++++ Recorded data ++++

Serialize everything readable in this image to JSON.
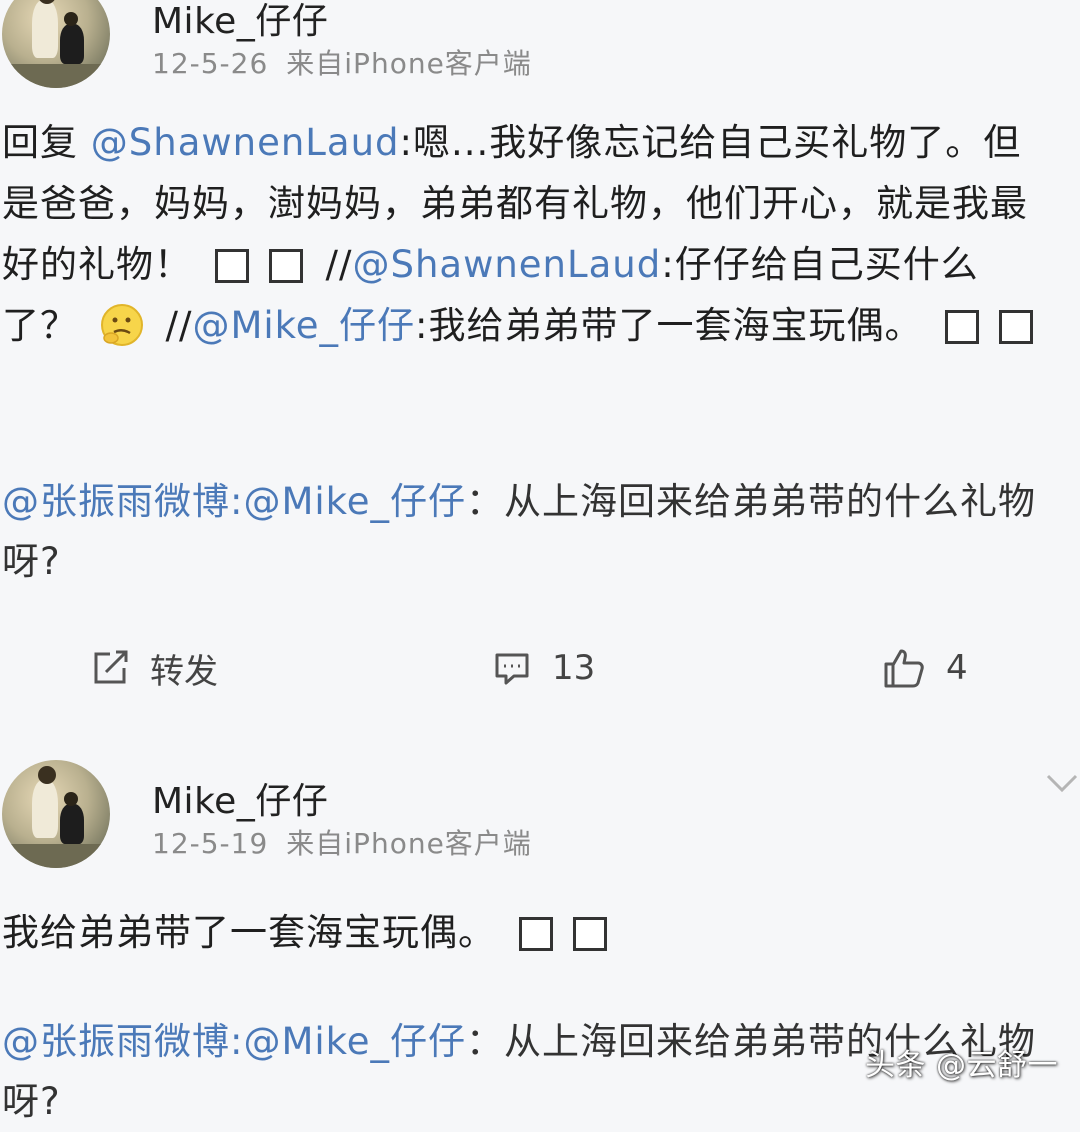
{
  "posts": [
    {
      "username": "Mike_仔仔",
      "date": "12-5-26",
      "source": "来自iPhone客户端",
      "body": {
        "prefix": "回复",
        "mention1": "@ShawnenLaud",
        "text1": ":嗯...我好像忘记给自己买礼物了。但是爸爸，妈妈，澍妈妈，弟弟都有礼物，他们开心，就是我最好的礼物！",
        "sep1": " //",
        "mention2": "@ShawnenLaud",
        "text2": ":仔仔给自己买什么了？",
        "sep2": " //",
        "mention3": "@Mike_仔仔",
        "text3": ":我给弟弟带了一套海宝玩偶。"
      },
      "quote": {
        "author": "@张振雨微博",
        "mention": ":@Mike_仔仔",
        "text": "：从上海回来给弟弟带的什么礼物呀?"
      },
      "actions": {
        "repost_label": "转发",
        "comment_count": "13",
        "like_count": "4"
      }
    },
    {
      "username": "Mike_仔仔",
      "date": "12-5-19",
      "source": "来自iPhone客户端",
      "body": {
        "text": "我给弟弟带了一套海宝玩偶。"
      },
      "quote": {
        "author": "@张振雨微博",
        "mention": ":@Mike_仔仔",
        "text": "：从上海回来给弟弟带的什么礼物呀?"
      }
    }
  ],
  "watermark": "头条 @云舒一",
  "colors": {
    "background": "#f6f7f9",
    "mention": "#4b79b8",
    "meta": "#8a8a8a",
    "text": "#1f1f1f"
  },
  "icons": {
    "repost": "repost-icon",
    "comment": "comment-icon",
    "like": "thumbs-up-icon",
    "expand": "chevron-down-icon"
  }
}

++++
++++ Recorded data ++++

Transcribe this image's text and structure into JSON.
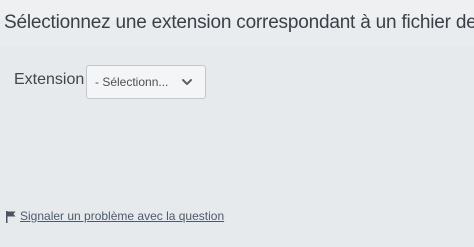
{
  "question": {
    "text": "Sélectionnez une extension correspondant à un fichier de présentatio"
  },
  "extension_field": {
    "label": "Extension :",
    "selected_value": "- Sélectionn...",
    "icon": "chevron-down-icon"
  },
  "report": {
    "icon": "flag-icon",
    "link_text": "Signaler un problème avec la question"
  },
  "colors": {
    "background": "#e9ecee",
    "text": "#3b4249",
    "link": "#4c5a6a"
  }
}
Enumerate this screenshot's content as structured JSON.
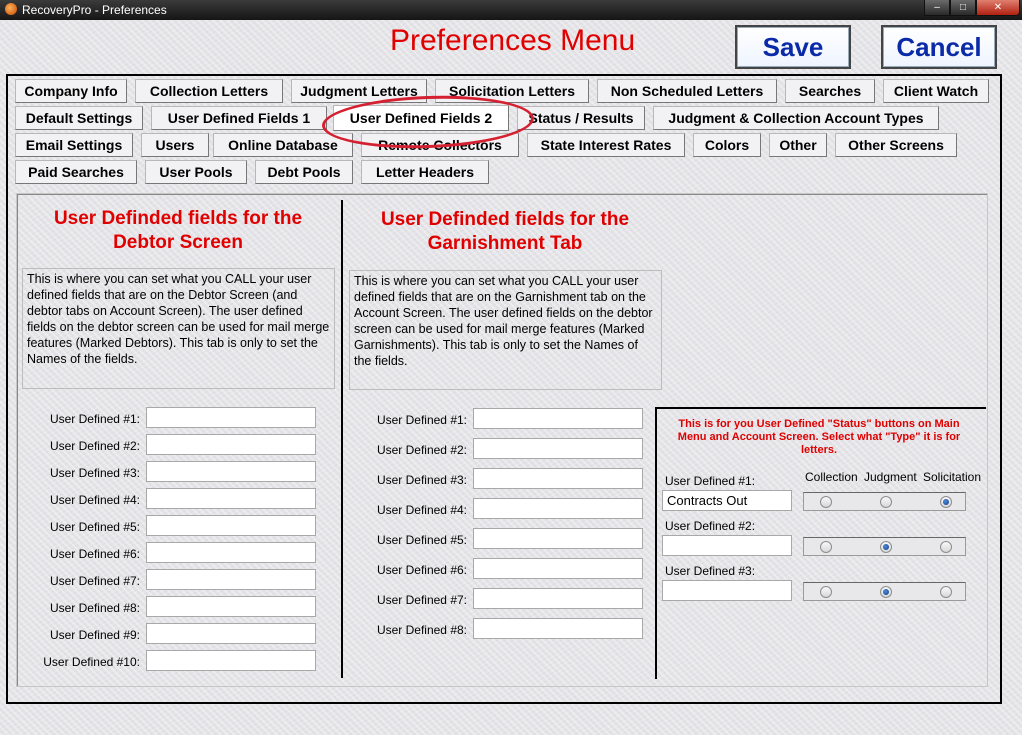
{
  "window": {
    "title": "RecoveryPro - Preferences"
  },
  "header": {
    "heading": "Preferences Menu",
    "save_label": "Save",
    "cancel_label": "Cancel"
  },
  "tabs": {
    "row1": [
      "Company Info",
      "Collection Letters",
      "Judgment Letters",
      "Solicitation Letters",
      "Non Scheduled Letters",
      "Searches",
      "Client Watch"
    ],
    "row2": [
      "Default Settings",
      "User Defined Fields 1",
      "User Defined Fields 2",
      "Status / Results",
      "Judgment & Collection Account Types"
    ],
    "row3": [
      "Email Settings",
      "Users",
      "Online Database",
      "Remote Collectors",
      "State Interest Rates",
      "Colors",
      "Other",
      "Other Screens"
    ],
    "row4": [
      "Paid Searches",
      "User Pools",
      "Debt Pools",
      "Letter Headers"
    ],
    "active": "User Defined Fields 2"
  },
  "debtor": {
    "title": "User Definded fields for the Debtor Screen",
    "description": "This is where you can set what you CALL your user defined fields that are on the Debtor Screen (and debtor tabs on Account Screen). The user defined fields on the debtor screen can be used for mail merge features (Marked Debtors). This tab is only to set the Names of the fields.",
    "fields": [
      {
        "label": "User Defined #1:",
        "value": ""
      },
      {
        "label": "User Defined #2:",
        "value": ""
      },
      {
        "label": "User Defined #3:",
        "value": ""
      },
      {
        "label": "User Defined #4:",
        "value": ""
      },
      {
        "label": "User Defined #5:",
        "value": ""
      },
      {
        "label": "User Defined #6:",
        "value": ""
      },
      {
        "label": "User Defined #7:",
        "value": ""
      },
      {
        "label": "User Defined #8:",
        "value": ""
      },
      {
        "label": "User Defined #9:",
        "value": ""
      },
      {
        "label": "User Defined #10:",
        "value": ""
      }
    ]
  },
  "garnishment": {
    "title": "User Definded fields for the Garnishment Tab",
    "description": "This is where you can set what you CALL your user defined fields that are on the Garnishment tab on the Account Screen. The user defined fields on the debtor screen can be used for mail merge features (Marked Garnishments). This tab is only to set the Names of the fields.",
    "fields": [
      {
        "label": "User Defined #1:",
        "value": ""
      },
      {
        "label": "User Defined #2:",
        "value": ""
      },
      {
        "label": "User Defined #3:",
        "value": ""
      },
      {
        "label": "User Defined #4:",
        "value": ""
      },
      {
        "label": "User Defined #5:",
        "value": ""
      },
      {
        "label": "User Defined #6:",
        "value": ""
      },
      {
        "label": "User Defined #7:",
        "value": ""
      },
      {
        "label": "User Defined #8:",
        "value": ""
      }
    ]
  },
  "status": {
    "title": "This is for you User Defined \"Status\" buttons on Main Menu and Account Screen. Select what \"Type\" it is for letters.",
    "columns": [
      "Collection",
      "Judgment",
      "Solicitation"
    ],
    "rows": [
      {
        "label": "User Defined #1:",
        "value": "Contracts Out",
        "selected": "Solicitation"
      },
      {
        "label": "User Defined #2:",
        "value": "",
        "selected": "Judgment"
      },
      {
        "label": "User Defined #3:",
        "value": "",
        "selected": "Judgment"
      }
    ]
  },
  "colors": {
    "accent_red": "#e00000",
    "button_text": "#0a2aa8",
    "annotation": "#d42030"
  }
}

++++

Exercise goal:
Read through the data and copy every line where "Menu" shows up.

Result below:
    "heading": "Preferences Menu",
    "title": "This is for you User Defined \"Status\" buttons on Main Menu and Account Screen. Select what \"Type\" it is for letters.",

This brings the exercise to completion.